--- Material for this task ---
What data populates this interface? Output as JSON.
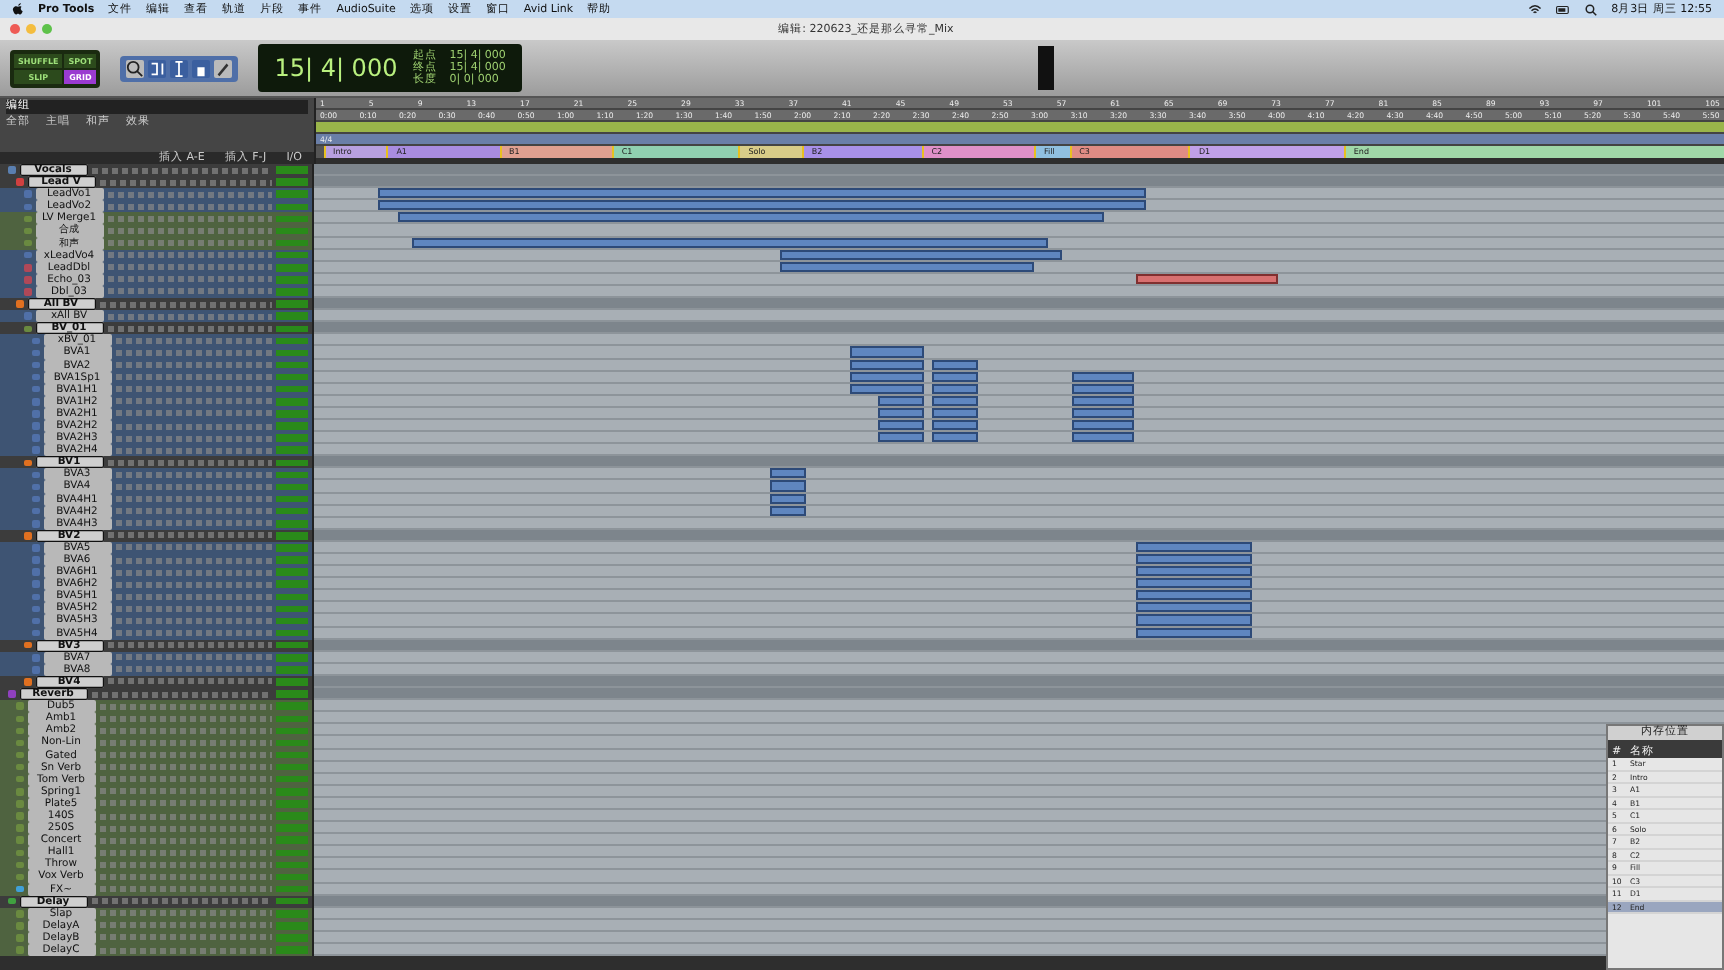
{
  "menu_bar": {
    "app": "Pro Tools",
    "items": [
      "文件",
      "编辑",
      "查看",
      "轨道",
      "片段",
      "事件",
      "AudioSuite",
      "选项",
      "设置",
      "窗口",
      "Avid Link",
      "帮助"
    ],
    "clock": "8月3日 周三 12:55"
  },
  "window": {
    "title": "编辑: 220623_还是那么寻常_Mix"
  },
  "toolbar": {
    "modes": [
      {
        "label": "SHUFFLE",
        "selected": false
      },
      {
        "label": "SPOT",
        "selected": false
      },
      {
        "label": "SLIP",
        "selected": false
      },
      {
        "label": "GRID",
        "selected": true
      }
    ],
    "counter": "15| 4| 000",
    "selection": [
      {
        "label": "起点",
        "value": "15| 4| 000"
      },
      {
        "label": "终点",
        "value": "15| 4| 000"
      },
      {
        "label": "长度",
        "value": "0| 0| 000"
      }
    ]
  },
  "groups_panel": {
    "title": "编组",
    "items": [
      "全部",
      "主唱",
      "和声",
      "效果"
    ]
  },
  "columns": [
    "插入 A-E",
    "插入 F-J",
    "I/O"
  ],
  "rulers": {
    "bars": [
      "1",
      "5",
      "9",
      "13",
      "17",
      "21",
      "25",
      "29",
      "33",
      "37",
      "41",
      "45",
      "49",
      "53",
      "57",
      "61",
      "65",
      "69",
      "73",
      "77",
      "81",
      "85",
      "89",
      "93",
      "97",
      "101",
      "105"
    ],
    "times": [
      "0:00",
      "0:10",
      "0:20",
      "0:30",
      "0:40",
      "0:50",
      "1:00",
      "1:10",
      "1:20",
      "1:30",
      "1:40",
      "1:50",
      "2:00",
      "2:10",
      "2:20",
      "2:30",
      "2:40",
      "2:50",
      "3:00",
      "3:10",
      "3:20",
      "3:30",
      "3:40",
      "3:50",
      "4:00",
      "4:10",
      "4:20",
      "4:30",
      "4:40",
      "4:50",
      "5:00",
      "5:10",
      "5:20",
      "5:30",
      "5:40",
      "5:50"
    ],
    "meter": "4/4"
  },
  "markers": [
    {
      "name": "Intro",
      "color": "#b8a0e0"
    },
    {
      "name": "A1",
      "color": "#a98ce0"
    },
    {
      "name": "B1",
      "color": "#e0a090"
    },
    {
      "name": "C1",
      "color": "#90d0b0"
    },
    {
      "name": "Solo",
      "color": "#d8cc88"
    },
    {
      "name": "B2",
      "color": "#a890e8"
    },
    {
      "name": "C2",
      "color": "#e090c8"
    },
    {
      "name": "Fill",
      "color": "#90c0e0"
    },
    {
      "name": "C3",
      "color": "#e08c84"
    },
    {
      "name": "D1",
      "color": "#c0a0e8"
    },
    {
      "name": "End",
      "color": "#a0d8a8"
    }
  ],
  "tracks": [
    {
      "name": "Vocals",
      "kind": "folder",
      "color": "#5a7fb0",
      "children": [
        {
          "name": "Lead V",
          "kind": "folder",
          "color": "#d04040",
          "children": [
            {
              "name": "LeadVo1",
              "kind": "audio",
              "color": "#5070a8"
            },
            {
              "name": "LeadVo2",
              "kind": "audio",
              "color": "#5070a8"
            },
            {
              "name": "LV Merge1",
              "kind": "aux",
              "color": "#6a8a40"
            },
            {
              "name": "合成",
              "kind": "aux",
              "color": "#6a8a40"
            },
            {
              "name": "和声",
              "kind": "aux",
              "color": "#6a8a40"
            },
            {
              "name": "xLeadVo4",
              "kind": "audio",
              "color": "#5070a8"
            },
            {
              "name": "LeadDbl",
              "kind": "audio",
              "color": "#b04858"
            },
            {
              "name": "Echo_03",
              "kind": "audio",
              "color": "#b04858"
            },
            {
              "name": "Dbl_03",
              "kind": "audio",
              "color": "#b04858"
            }
          ]
        },
        {
          "name": "All BV",
          "kind": "folder",
          "color": "#e07020",
          "children": [
            {
              "name": "xAll BV",
              "kind": "audio",
              "color": "#5070a8"
            },
            {
              "name": "BV_01",
              "kind": "folder",
              "color": "#6a8a40",
              "children": [
                {
                  "name": "xBV_01",
                  "kind": "audio",
                  "color": "#5070a8"
                },
                {
                  "name": "BVA1",
                  "kind": "audio",
                  "color": "#5070a8"
                },
                {
                  "name": "BVA2",
                  "kind": "audio",
                  "color": "#5070a8"
                },
                {
                  "name": "BVA1Sp1",
                  "kind": "audio",
                  "color": "#5070a8"
                },
                {
                  "name": "BVA1H1",
                  "kind": "audio",
                  "color": "#5070a8"
                },
                {
                  "name": "BVA1H2",
                  "kind": "audio",
                  "color": "#5070a8"
                },
                {
                  "name": "BVA2H1",
                  "kind": "audio",
                  "color": "#5070a8"
                },
                {
                  "name": "BVA2H2",
                  "kind": "audio",
                  "color": "#5070a8"
                },
                {
                  "name": "BVA2H3",
                  "kind": "audio",
                  "color": "#5070a8"
                },
                {
                  "name": "BVA2H4",
                  "kind": "audio",
                  "color": "#5070a8"
                }
              ]
            },
            {
              "name": "BV1",
              "kind": "folder",
              "color": "#e07020",
              "children": [
                {
                  "name": "BVA3",
                  "kind": "audio",
                  "color": "#5070a8"
                },
                {
                  "name": "BVA4",
                  "kind": "audio",
                  "color": "#5070a8"
                },
                {
                  "name": "BVA4H1",
                  "kind": "audio",
                  "color": "#5070a8"
                },
                {
                  "name": "BVA4H2",
                  "kind": "audio",
                  "color": "#5070a8"
                },
                {
                  "name": "BVA4H3",
                  "kind": "audio",
                  "color": "#5070a8"
                }
              ]
            },
            {
              "name": "BV2",
              "kind": "folder",
              "color": "#e07020",
              "children": [
                {
                  "name": "BVA5",
                  "kind": "audio",
                  "color": "#5070a8"
                },
                {
                  "name": "BVA6",
                  "kind": "audio",
                  "color": "#5070a8"
                },
                {
                  "name": "BVA6H1",
                  "kind": "audio",
                  "color": "#5070a8"
                },
                {
                  "name": "BVA6H2",
                  "kind": "audio",
                  "color": "#5070a8"
                },
                {
                  "name": "BVA5H1",
                  "kind": "audio",
                  "color": "#5070a8"
                },
                {
                  "name": "BVA5H2",
                  "kind": "audio",
                  "color": "#5070a8"
                },
                {
                  "name": "BVA5H3",
                  "kind": "audio",
                  "color": "#5070a8"
                },
                {
                  "name": "BVA5H4",
                  "kind": "audio",
                  "color": "#5070a8"
                }
              ]
            },
            {
              "name": "BV3",
              "kind": "folder",
              "color": "#e07020",
              "children": [
                {
                  "name": "BVA7",
                  "kind": "audio",
                  "color": "#5070a8"
                },
                {
                  "name": "BVA8",
                  "kind": "audio",
                  "color": "#5070a8"
                }
              ]
            },
            {
              "name": "BV4",
              "kind": "folder",
              "color": "#e07020"
            }
          ]
        }
      ]
    },
    {
      "name": "Reverb",
      "kind": "folder",
      "color": "#9040c0",
      "children": [
        {
          "name": "Dub5",
          "kind": "aux",
          "color": "#6a8a40"
        },
        {
          "name": "Amb1",
          "kind": "aux",
          "color": "#6a8a40"
        },
        {
          "name": "Amb2",
          "kind": "aux",
          "color": "#6a8a40"
        },
        {
          "name": "Non-Lin",
          "kind": "aux",
          "color": "#6a8a40"
        },
        {
          "name": "Gated",
          "kind": "aux",
          "color": "#6a8a40"
        },
        {
          "name": "Sn Verb",
          "kind": "aux",
          "color": "#6a8a40"
        },
        {
          "name": "Tom Verb",
          "kind": "aux",
          "color": "#6a8a40"
        },
        {
          "name": "Spring1",
          "kind": "aux",
          "color": "#6a8a40"
        },
        {
          "name": "Plate5",
          "kind": "aux",
          "color": "#6a8a40"
        },
        {
          "name": "140S",
          "kind": "aux",
          "color": "#6a8a40"
        },
        {
          "name": "250S",
          "kind": "aux",
          "color": "#6a8a40"
        },
        {
          "name": "Concert",
          "kind": "aux",
          "color": "#6a8a40"
        },
        {
          "name": "Hall1",
          "kind": "aux",
          "color": "#6a8a40"
        },
        {
          "name": "Throw",
          "kind": "aux",
          "color": "#6a8a40"
        },
        {
          "name": "Vox Verb",
          "kind": "aux",
          "color": "#6a8a40"
        },
        {
          "name": "FX~",
          "kind": "aux",
          "color": "#40a0d8"
        }
      ]
    },
    {
      "name": "Delay",
      "kind": "folder",
      "color": "#40a040",
      "children": [
        {
          "name": "Slap",
          "kind": "aux",
          "color": "#6a8a40"
        },
        {
          "name": "DelayA",
          "kind": "aux",
          "color": "#6a8a40"
        },
        {
          "name": "DelayB",
          "kind": "aux",
          "color": "#6a8a40"
        },
        {
          "name": "DelayC",
          "kind": "aux",
          "color": "#6a8a40"
        }
      ]
    }
  ],
  "memory_locations": {
    "title": "内存位置",
    "columns": [
      "#",
      "名称"
    ],
    "items": [
      {
        "number": "1",
        "name": "Star",
        "selected": false
      },
      {
        "number": "2",
        "name": "Intro",
        "selected": false
      },
      {
        "number": "3",
        "name": "A1",
        "selected": false
      },
      {
        "number": "4",
        "name": "B1",
        "selected": false
      },
      {
        "number": "5",
        "name": "C1",
        "selected": false
      },
      {
        "number": "6",
        "name": "Solo",
        "selected": false
      },
      {
        "number": "7",
        "name": "B2",
        "selected": false
      },
      {
        "number": "8",
        "name": "C2",
        "selected": false
      },
      {
        "number": "9",
        "name": "Fill",
        "selected": false
      },
      {
        "number": "10",
        "name": "C3",
        "selected": false
      },
      {
        "number": "11",
        "name": "D1",
        "selected": false
      },
      {
        "number": "12",
        "name": "End",
        "selected": true
      }
    ]
  }
}
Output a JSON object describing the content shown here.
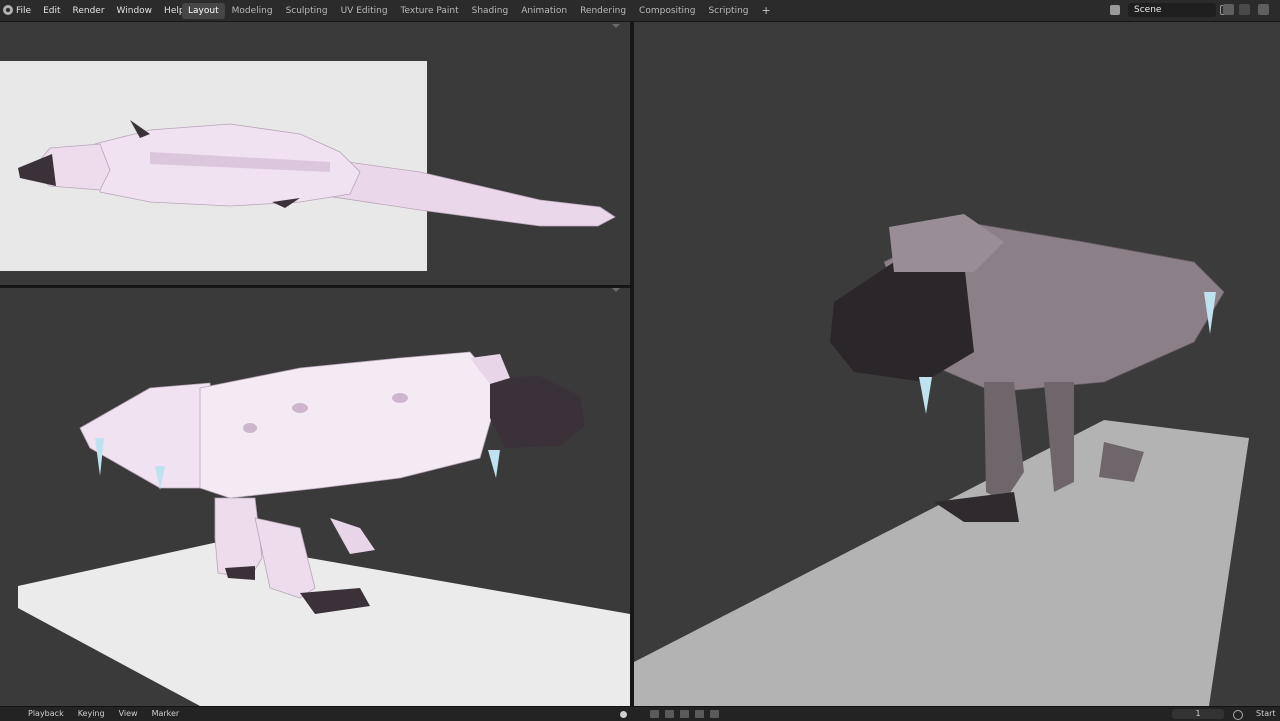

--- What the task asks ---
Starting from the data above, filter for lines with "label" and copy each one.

--- Solution for this exercise ---
        "label": "SHUFFLE",
        "label": "SPOT",
        "label": "SLIP",
        "label": "GRID",
        "label": "起点",
        "label": "终点",
        "label": "长度",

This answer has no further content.